(CNN) — Barack Obama appears to be holding on to a significant edge in Iowa in new poll numbers released this weekend, but his advantage over John McCain in Minnesota, which hosted the Republican convention earlier this month, seems to have evaporated.
Obama, who won the Iowa caucuses in January, has 52 percent of the vote in that state to McCain’s 40 percent among likely voters in a Des Moines Register poll conducted September 8-10. A CNN/Time/Opinion Research Corporation poll conducted August 31-September 2, during the GOP convention, showed a 15-point advantage for Obama, 55 to 40 percent over McCain.
But in Minnesota, where McCain accepted the GOP nomination this month, Obama’s 12-point edge in the last CNN/Time/ORC survey – also conducted during the Republican convention - has disappeared in a new Star Tribune survey: that poll finds both men tied at 45 percent each among likely voters, with 10 percent unsure.
During the convention, Minnesota Governor Tim Pawlenty said he thought his state "would be open to a candidate like Senator McCain" - but added that he believed "Democrats still have an advantage here."
Both surveys have a margin of error of plus or minus 4 percentage points.
Election Center: Check out CNN's electoral breakdown
CNN/Time/Opinion Research Corporation surveys earlier this month also suggested tight races in four other battleground states: New Hampshire, Michigan, Virginia, and Missouri.

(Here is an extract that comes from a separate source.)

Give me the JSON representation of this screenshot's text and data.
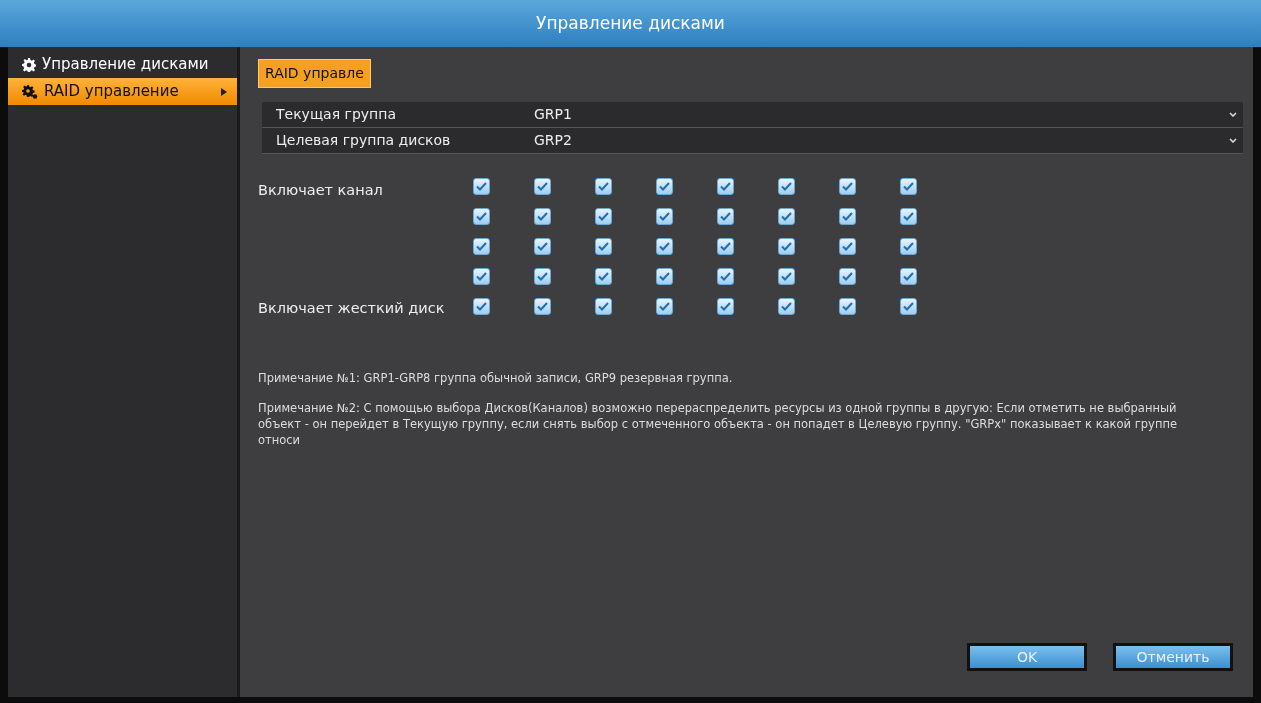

Those polls showed slim advantages for Obama in New Hampshire and Michigan, while McCain was narrowly on top in Virginia and Missouri.